ACTIVITY:
Will you output the entries below exactly, skipping every image they contain?

Records contained in a dataset:
--------------------------------------------------

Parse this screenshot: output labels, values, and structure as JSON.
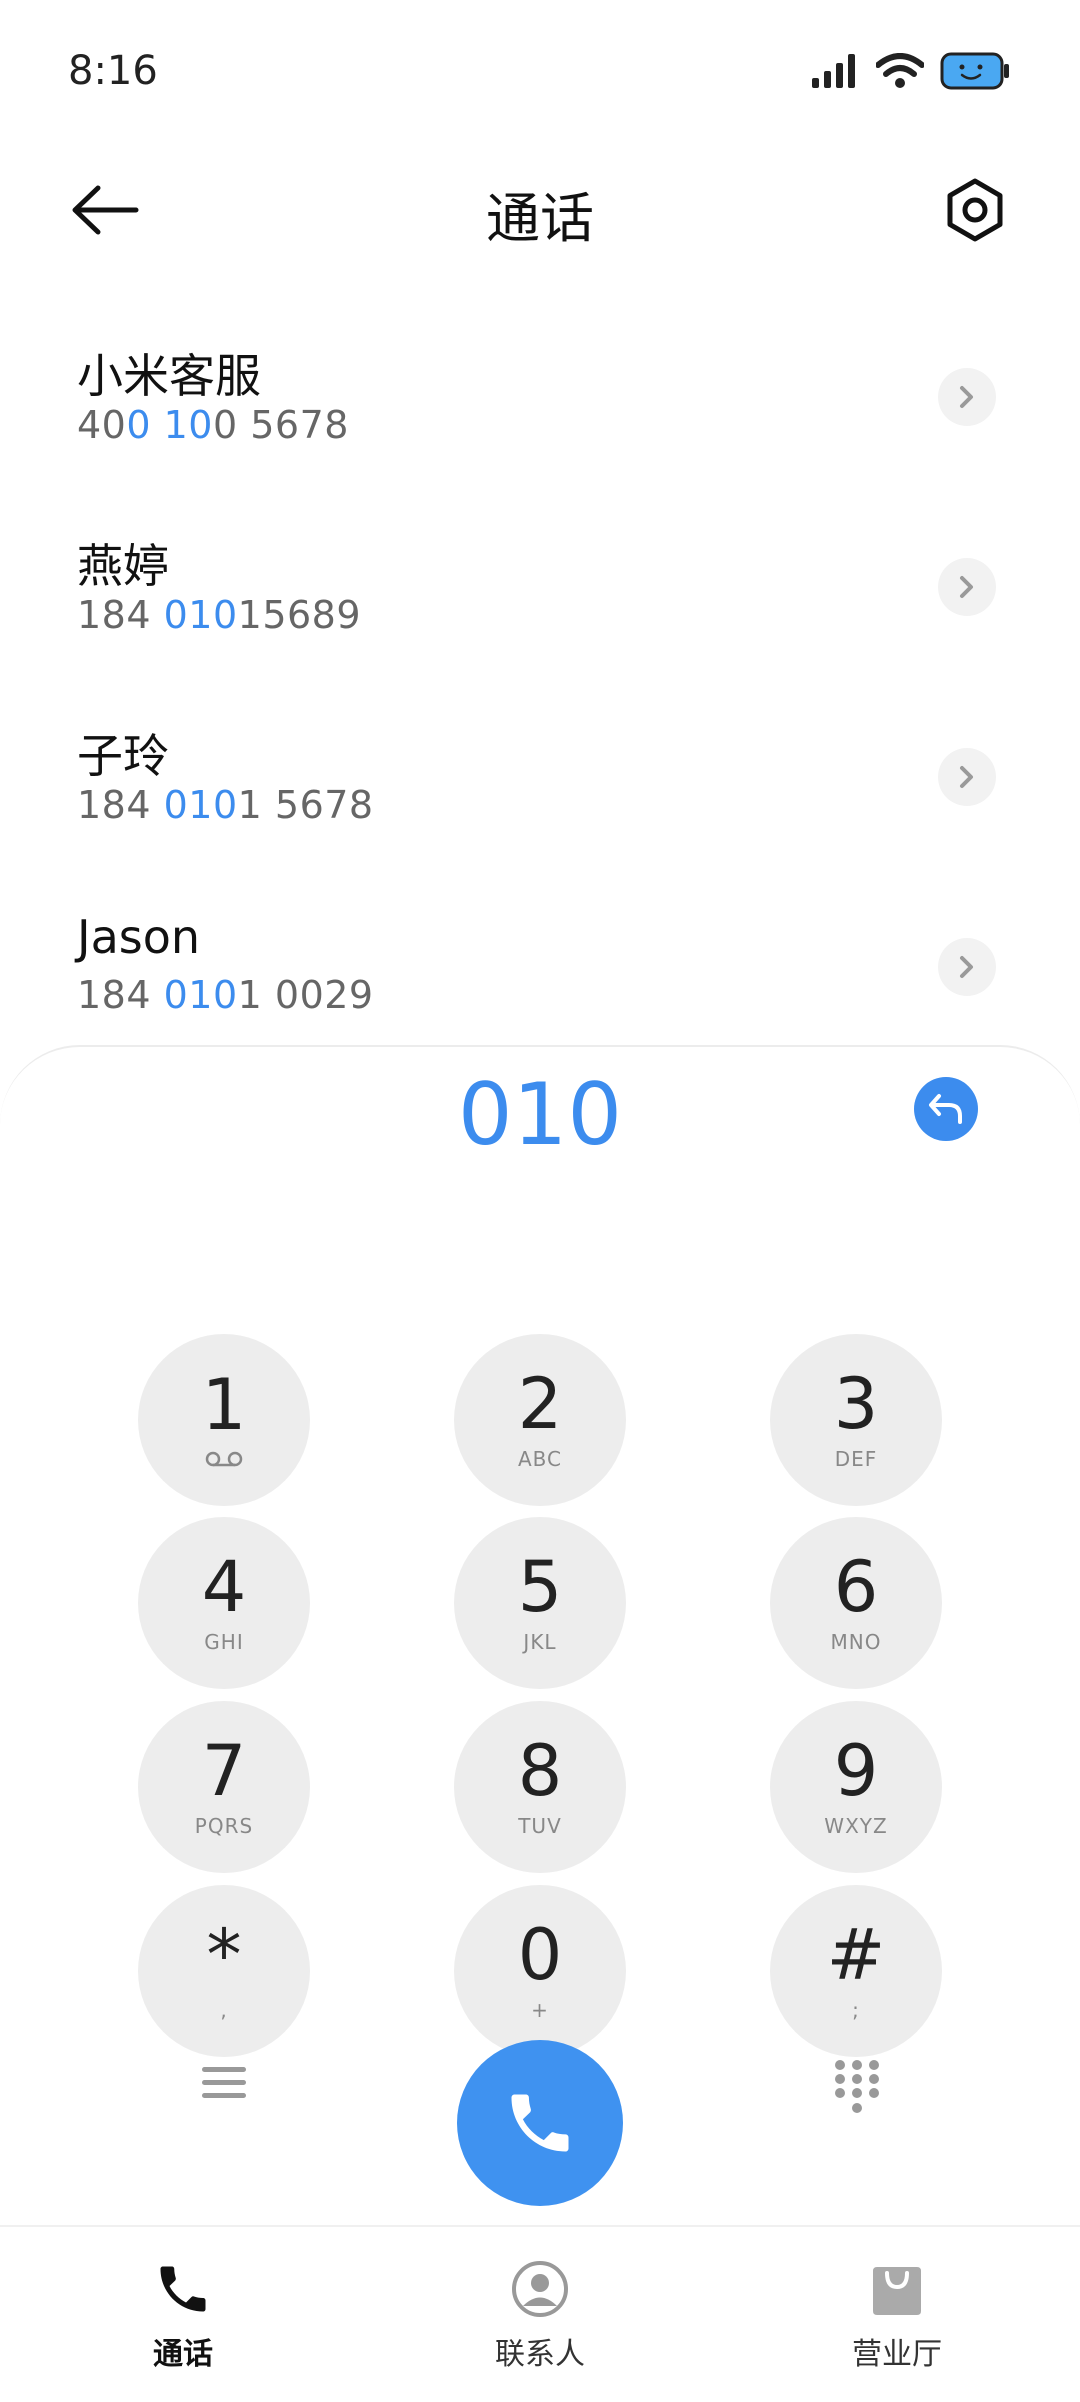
{
  "status_bar": {
    "time": "8:16"
  },
  "header": {
    "title": "通话"
  },
  "results": [
    {
      "name": "小米客服",
      "number_parts": [
        "40",
        "0 10",
        "0 5678"
      ]
    },
    {
      "name": "燕婷",
      "number_parts": [
        "184 ",
        "010",
        "15689"
      ]
    },
    {
      "name": "子玲",
      "number_parts": [
        "184 ",
        "010",
        "1 5678"
      ]
    },
    {
      "name": "Jason",
      "number_parts": [
        "184 ",
        "010",
        "1 0029"
      ]
    }
  ],
  "dialer": {
    "digits": "010"
  },
  "keys": [
    {
      "digit": "1",
      "letters": ""
    },
    {
      "digit": "2",
      "letters": "ABC"
    },
    {
      "digit": "3",
      "letters": "DEF"
    },
    {
      "digit": "4",
      "letters": "GHI"
    },
    {
      "digit": "5",
      "letters": "JKL"
    },
    {
      "digit": "6",
      "letters": "MNO"
    },
    {
      "digit": "7",
      "letters": "PQRS"
    },
    {
      "digit": "8",
      "letters": "TUV"
    },
    {
      "digit": "9",
      "letters": "WXYZ"
    },
    {
      "digit": "*",
      "letters": ","
    },
    {
      "digit": "0",
      "letters": "+"
    },
    {
      "digit": "#",
      "letters": ";"
    }
  ],
  "bottom_nav": {
    "calls": "通话",
    "contacts": "联系人",
    "store": "营业厅"
  },
  "colors": {
    "accent": "#3c8cee",
    "key_bg": "#ededed"
  }
}
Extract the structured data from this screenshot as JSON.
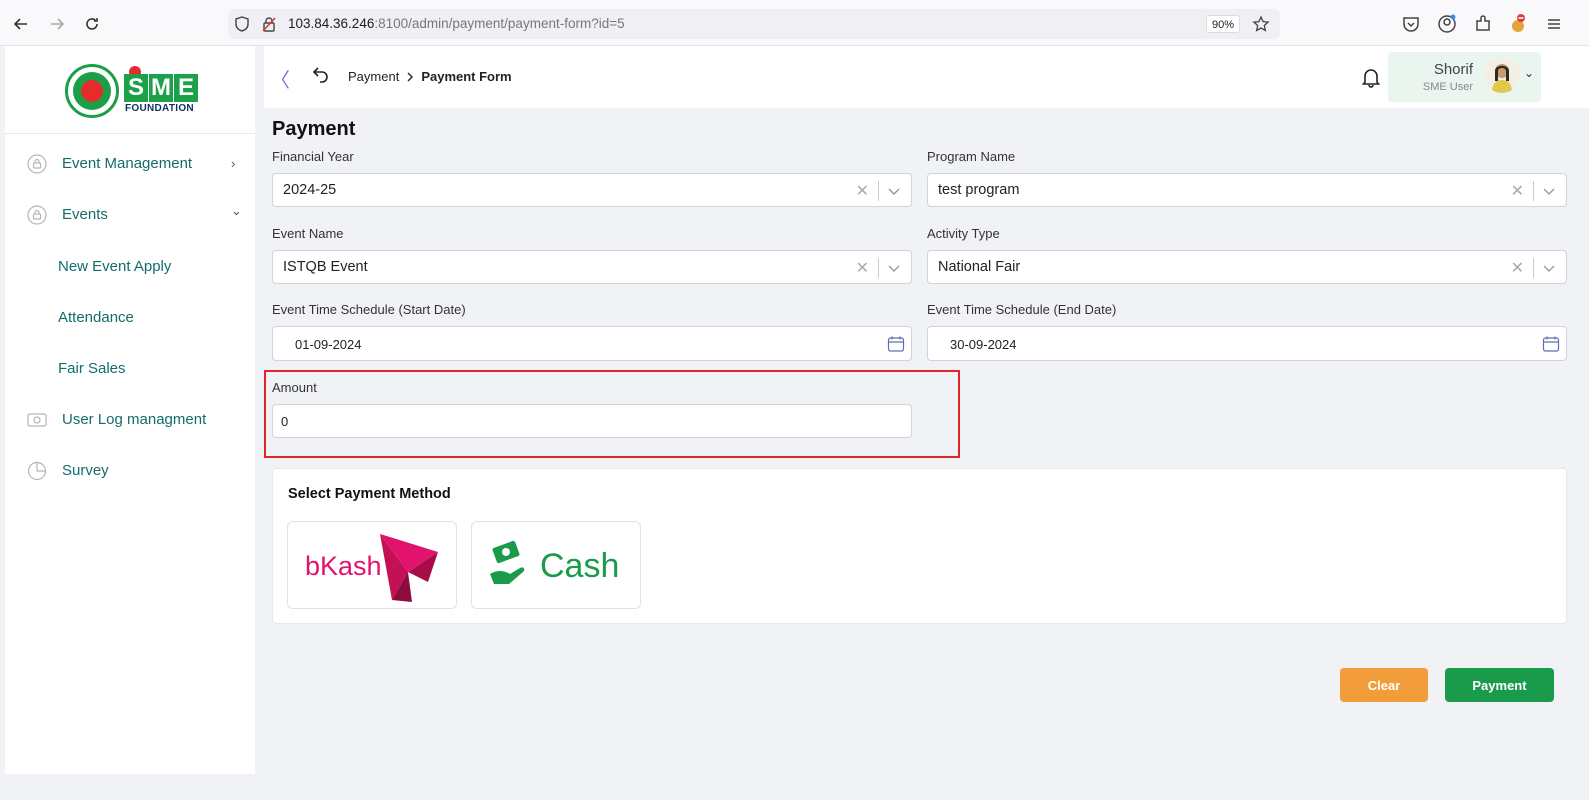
{
  "browser": {
    "url_host": "103.84.36.246",
    "url_rest": ":8100/admin/payment/payment-form?id=5",
    "zoom": "90%"
  },
  "sidebar": {
    "logo_letters": [
      "S",
      "M",
      "E"
    ],
    "logo_subtitle": "FOUNDATION",
    "items": [
      {
        "label": "Event Management",
        "icon": "lock-circle-icon",
        "arrow": "›"
      },
      {
        "label": "Events",
        "icon": "lock-circle-icon",
        "arrow": "⌄"
      },
      {
        "label": "User Log managment",
        "icon": "log-icon"
      },
      {
        "label": "Survey",
        "icon": "pie-chart-icon"
      }
    ],
    "submenu": [
      "New Event Apply",
      "Attendance",
      "Fair Sales"
    ]
  },
  "header": {
    "breadcrumb": [
      "Payment",
      "Payment Form"
    ],
    "user_name": "Shorif",
    "user_role": "SME User"
  },
  "form": {
    "title": "Payment",
    "financial_year": {
      "label": "Financial Year",
      "value": "2024-25"
    },
    "program_name": {
      "label": "Program Name",
      "value": "test program"
    },
    "event_name": {
      "label": "Event Name",
      "value": "ISTQB Event"
    },
    "activity_type": {
      "label": "Activity Type",
      "value": "National Fair"
    },
    "start_date": {
      "label": "Event Time Schedule (Start Date)",
      "value": "01-09-2024"
    },
    "end_date": {
      "label": "Event Time Schedule (End Date)",
      "value": "30-09-2024"
    },
    "amount": {
      "label": "Amount",
      "value": "0"
    },
    "payment_method": {
      "title": "Select Payment Method",
      "options": [
        "bKash",
        "Cash"
      ]
    },
    "clear_label": "Clear",
    "payment_label": "Payment"
  },
  "colors": {
    "brand_green": "#1a9b4b",
    "clear_orange": "#f29c3a",
    "highlight_red": "#e0242a",
    "bkash_pink": "#e2136e"
  }
}
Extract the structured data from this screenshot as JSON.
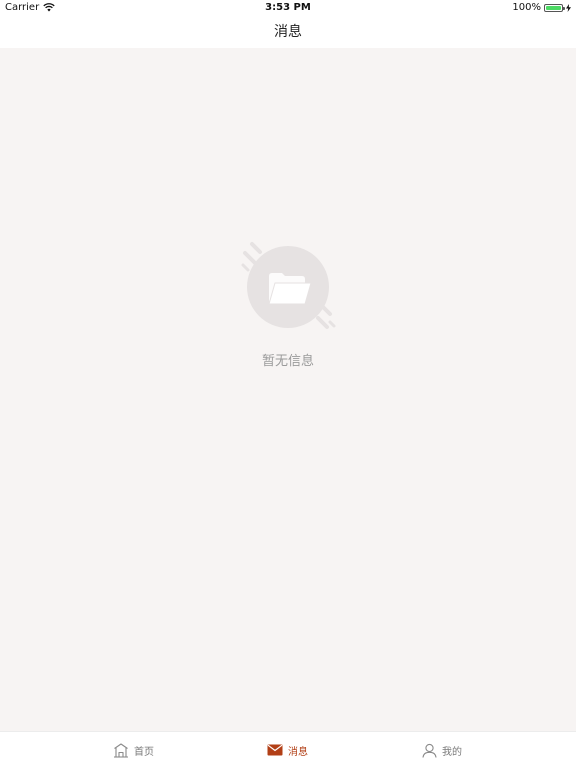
{
  "status_bar": {
    "carrier": "Carrier",
    "time": "3:53 PM",
    "battery": "100%",
    "battery_level": 1.0
  },
  "nav": {
    "title": "消息"
  },
  "empty_state": {
    "icon": "empty-folder-icon",
    "message": "暂无信息"
  },
  "tabs": [
    {
      "label": "首页",
      "icon": "home-icon",
      "active": false
    },
    {
      "label": "消息",
      "icon": "mail-icon",
      "active": true
    },
    {
      "label": "我的",
      "icon": "person-icon",
      "active": false
    }
  ],
  "colors": {
    "accent": "#b23f16",
    "background": "#f7f4f3",
    "inactive_tab": "#7a7a7a",
    "empty_text": "#9a9a9a",
    "battery": "#4cd964"
  }
}
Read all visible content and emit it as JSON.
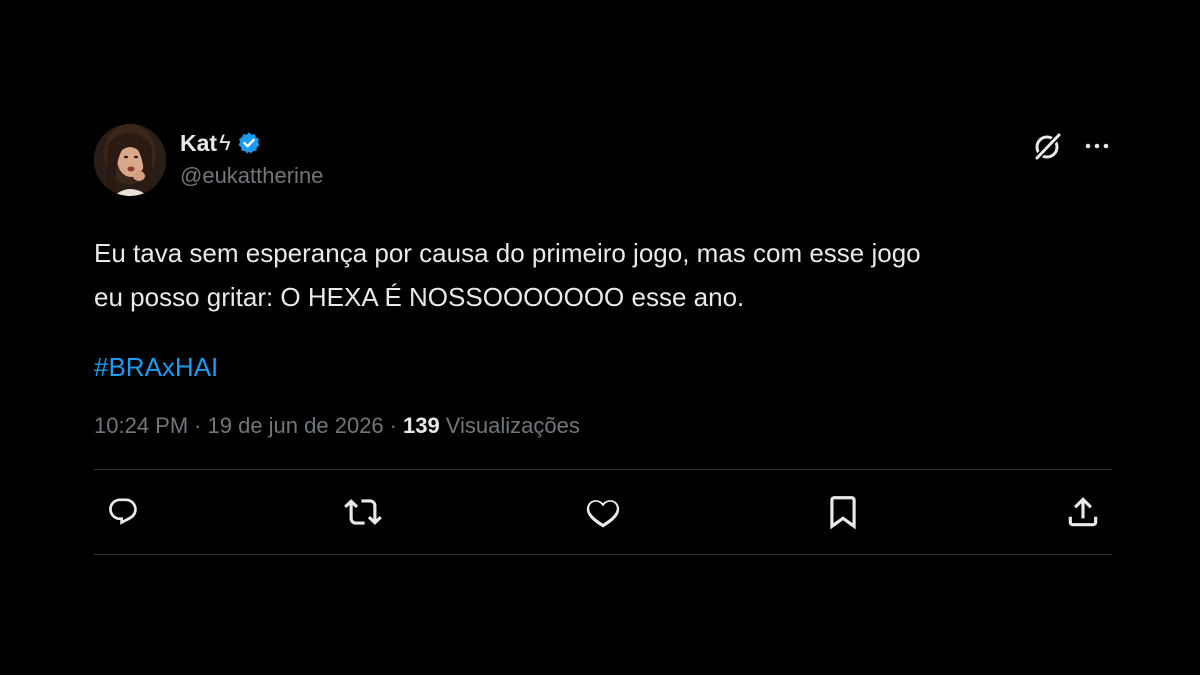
{
  "author": {
    "display_name": "Kat",
    "name_emoji": "ϟ",
    "handle": "@eukattherine",
    "verified": true
  },
  "tweet": {
    "text": "Eu tava sem esperança por causa do primeiro jogo, mas com esse jogo\neu posso gritar: O HEXA É NOSSOOOOOOO esse ano.",
    "hashtag": "#BRAxHAI"
  },
  "meta": {
    "time": "10:24 PM",
    "separator": "·",
    "date": "19 de jun de 2026",
    "views_count": "139",
    "views_label": "Visualizações"
  },
  "icons": {
    "header": [
      "grok-icon",
      "more-icon"
    ],
    "actions": [
      "reply-icon",
      "retweet-icon",
      "like-icon",
      "bookmark-icon",
      "share-icon"
    ]
  },
  "colors": {
    "background": "#000000",
    "text": "#e7e9ea",
    "secondary": "#71767b",
    "accent": "#1d9bf0",
    "divider": "#2f3336"
  }
}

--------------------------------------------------

SOLUTION FOR THIS PROBLEM:
Parse this screenshot: output labels, values, and structure as JSON.
{
  "status_bar": {
    "time": "8:16"
  },
  "header": {
    "title": "通话"
  },
  "results": [
    {
      "name": "小米客服",
      "number_parts": [
        "40",
        "0 10",
        "0 5678"
      ]
    },
    {
      "name": "燕婷",
      "number_parts": [
        "184 ",
        "010",
        "15689"
      ]
    },
    {
      "name": "子玲",
      "number_parts": [
        "184 ",
        "010",
        "1 5678"
      ]
    },
    {
      "name": "Jason",
      "number_parts": [
        "184 ",
        "010",
        "1 0029"
      ]
    }
  ],
  "dialer": {
    "digits": "010"
  },
  "keys": [
    {
      "digit": "1",
      "letters": ""
    },
    {
      "digit": "2",
      "letters": "ABC"
    },
    {
      "digit": "3",
      "letters": "DEF"
    },
    {
      "digit": "4",
      "letters": "GHI"
    },
    {
      "digit": "5",
      "letters": "JKL"
    },
    {
      "digit": "6",
      "letters": "MNO"
    },
    {
      "digit": "7",
      "letters": "PQRS"
    },
    {
      "digit": "8",
      "letters": "TUV"
    },
    {
      "digit": "9",
      "letters": "WXYZ"
    },
    {
      "digit": "*",
      "letters": ","
    },
    {
      "digit": "0",
      "letters": "+"
    },
    {
      "digit": "#",
      "letters": ";"
    }
  ],
  "bottom_nav": {
    "calls": "通话",
    "contacts": "联系人",
    "store": "营业厅"
  },
  "colors": {
    "accent": "#3c8cee",
    "key_bg": "#ededed"
  }
}
Extract the structured data from this screenshot as JSON.
{
  "browser": {
    "url_host": "103.84.36.246",
    "url_rest": ":8100/admin/payment/payment-form?id=5",
    "zoom": "90%"
  },
  "sidebar": {
    "logo_letters": [
      "S",
      "M",
      "E"
    ],
    "logo_subtitle": "FOUNDATION",
    "items": [
      {
        "label": "Event Management",
        "icon": "lock-circle-icon",
        "arrow": "›"
      },
      {
        "label": "Events",
        "icon": "lock-circle-icon",
        "arrow": "⌄"
      },
      {
        "label": "User Log managment",
        "icon": "log-icon"
      },
      {
        "label": "Survey",
        "icon": "pie-chart-icon"
      }
    ],
    "submenu": [
      "New Event Apply",
      "Attendance",
      "Fair Sales"
    ]
  },
  "header": {
    "breadcrumb": [
      "Payment",
      "Payment Form"
    ],
    "user_name": "Shorif",
    "user_role": "SME User"
  },
  "form": {
    "title": "Payment",
    "financial_year": {
      "label": "Financial Year",
      "value": "2024-25"
    },
    "program_name": {
      "label": "Program Name",
      "value": "test program"
    },
    "event_name": {
      "label": "Event Name",
      "value": "ISTQB Event"
    },
    "activity_type": {
      "label": "Activity Type",
      "value": "National Fair"
    },
    "start_date": {
      "label": "Event Time Schedule (Start Date)",
      "value": "01-09-2024"
    },
    "end_date": {
      "label": "Event Time Schedule (End Date)",
      "value": "30-09-2024"
    },
    "amount": {
      "label": "Amount",
      "value": "0"
    },
    "payment_method": {
      "title": "Select Payment Method",
      "options": [
        "bKash",
        "Cash"
      ]
    },
    "clear_label": "Clear",
    "payment_label": "Payment"
  },
  "colors": {
    "brand_green": "#1a9b4b",
    "clear_orange": "#f29c3a",
    "highlight_red": "#e0242a",
    "bkash_pink": "#e2136e"
  }
}
Extract the structured data from this screenshot as JSON.
{
  "status_bar": {
    "carrier": "Carrier",
    "time": "3:53 PM",
    "battery": "100%",
    "battery_level": 1.0
  },
  "nav": {
    "title": "消息"
  },
  "empty_state": {
    "icon": "empty-folder-icon",
    "message": "暂无信息"
  },
  "tabs": [
    {
      "label": "首页",
      "icon": "home-icon",
      "active": false
    },
    {
      "label": "消息",
      "icon": "mail-icon",
      "active": true
    },
    {
      "label": "我的",
      "icon": "person-icon",
      "active": false
    }
  ],
  "colors": {
    "accent": "#b23f16",
    "background": "#f7f4f3",
    "inactive_tab": "#7a7a7a",
    "empty_text": "#9a9a9a",
    "battery": "#4cd964"
  }
}
Read all visible content and emit it as JSON.
{
  "author": {
    "display_name": "Kat",
    "name_emoji": "ϟ",
    "handle": "@eukattherine",
    "verified": true
  },
  "tweet": {
    "text": "Eu tava sem esperança por causa do primeiro jogo, mas com esse jogo\neu posso gritar: O HEXA É NOSSOOOOOOO esse ano.",
    "hashtag": "#BRAxHAI"
  },
  "meta": {
    "time": "10:24 PM",
    "separator": "·",
    "date": "19 de jun de 2026",
    "views_count": "139",
    "views_label": "Visualizações"
  },
  "icons": {
    "header": [
      "grok-icon",
      "more-icon"
    ],
    "actions": [
      "reply-icon",
      "retweet-icon",
      "like-icon",
      "bookmark-icon",
      "share-icon"
    ]
  },
  "colors": {
    "background": "#000000",
    "text": "#e7e9ea",
    "secondary": "#71767b",
    "accent": "#1d9bf0",
    "divider": "#2f3336"
  }
}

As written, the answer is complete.